Many of us have experienced trauma, and continue to, without much awareness of it. Especially in addiction, we file these things away, believing they were either not impactful, or have long been resolved. We partition ourselves off from distress as best we can and seek to regulate whatever pain bleeds through as best we can. Often that involves extreme disconnection from others, the world and ourselves. Until we heal, we carry not only the pain of what set us on the path of addiction, but also the many traumatic injuries of addiction itself.
While we attempt to forget, our bodies and minds remember our pain, however, and they continue to look for relief. Our best efforts to recover are sabotaged by the continuing echo of pain. Traditional treatment attempts fail us. Relapse recurs. Traumatic themes work themselves out in our lives despite our resolve, promises and efforts. If we are numbed enough, we have no conscious clue why all this is happening.
In such a state, you might have a series of abusive relationships, recurring relapses, or a series of failed aspirations. It’s easy to think of yourself as a failure and a perpetual victim. This is the mindset created by unhealed trauma echoing through our lives. Naturally, when substance use gives a glimpse of comfort, our bodies and minds attach themselves to it, wanting more. Heroin has long provided addicts with the relief they desire, while dragging them further down the path of addiction and further away from sobriety.
It is natural to seek attachment to what offers us safety and comfort. It is an innate and instinctual drive that we know from the moment we arrive into this life. In addiction, however, that instinct becomes hardwired to the drug of addiction. That hard wiring is at the root of cravings. It controls the thoughts, emotions and behaviors of an addict.
Opiates convince us that they are essential to our survival just as our instincts convinced us that, as newborns, others were. As infants, we knew to cry for help without being taught to do so. The attention of others was essential to our survival and so our attachment saved our lives. It is at this level of need that opiate addiction settles into our lives. It convinces us that we have to continue to use in order to survive. We fear withdrawal with the intensity of a child’s abandonment fear. It is another illusion of addiction. We can let go, we can be grateful for the opiates leaving our bodies, and we can fully recover.
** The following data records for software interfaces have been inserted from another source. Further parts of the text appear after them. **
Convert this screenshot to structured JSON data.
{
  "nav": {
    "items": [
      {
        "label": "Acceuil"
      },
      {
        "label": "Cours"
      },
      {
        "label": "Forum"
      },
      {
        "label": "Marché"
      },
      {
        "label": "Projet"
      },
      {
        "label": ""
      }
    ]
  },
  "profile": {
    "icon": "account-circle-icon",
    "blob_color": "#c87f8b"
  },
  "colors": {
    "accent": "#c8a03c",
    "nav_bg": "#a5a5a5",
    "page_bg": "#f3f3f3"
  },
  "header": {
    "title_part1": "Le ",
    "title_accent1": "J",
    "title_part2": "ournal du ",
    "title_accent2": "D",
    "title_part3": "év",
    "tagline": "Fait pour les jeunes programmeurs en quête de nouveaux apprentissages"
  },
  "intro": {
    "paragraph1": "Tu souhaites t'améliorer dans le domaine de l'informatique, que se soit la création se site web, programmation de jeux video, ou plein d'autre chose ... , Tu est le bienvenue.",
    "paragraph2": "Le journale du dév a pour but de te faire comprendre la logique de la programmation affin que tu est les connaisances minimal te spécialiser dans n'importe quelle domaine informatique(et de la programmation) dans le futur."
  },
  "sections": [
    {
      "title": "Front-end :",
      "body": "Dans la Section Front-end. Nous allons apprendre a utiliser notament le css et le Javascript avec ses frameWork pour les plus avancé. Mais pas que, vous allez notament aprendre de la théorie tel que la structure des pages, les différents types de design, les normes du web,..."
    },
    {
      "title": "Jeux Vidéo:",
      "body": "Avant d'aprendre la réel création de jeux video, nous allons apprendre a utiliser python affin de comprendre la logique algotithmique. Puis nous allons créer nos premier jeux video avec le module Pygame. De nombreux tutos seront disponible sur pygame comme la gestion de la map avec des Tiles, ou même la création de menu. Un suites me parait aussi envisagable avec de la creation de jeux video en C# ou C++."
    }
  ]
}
At The Sanctuary, we have a deep understanding of opiate and heroin addiction, but more importantly, we understand how full recovery from opiate addiction happens. Our holistic and Integrative Addiction Recovery program recognizes that recovery from opiate addiction goes beyond talk and intellectual knowledge; it acknowledges the entirety of the addiction and the totality of the person who has it. The trauma that leads so many to this type addiction can not always be solved with traditional rehab, where a non 12 step program allows you to heal from the trauma while leaving your addiction in the past.
All addictive substances give us important information about the people who use them. Attachment to the security, comfort and embrace of an opiate informs us of a deep craving for pain relief on many levels. We know the depth of the radical and transformational healing you need. We will embrace you holistically, as the total person you are, and guide you safely to that healing.
If you would like to talk with us more about our program or our methods, please contact us.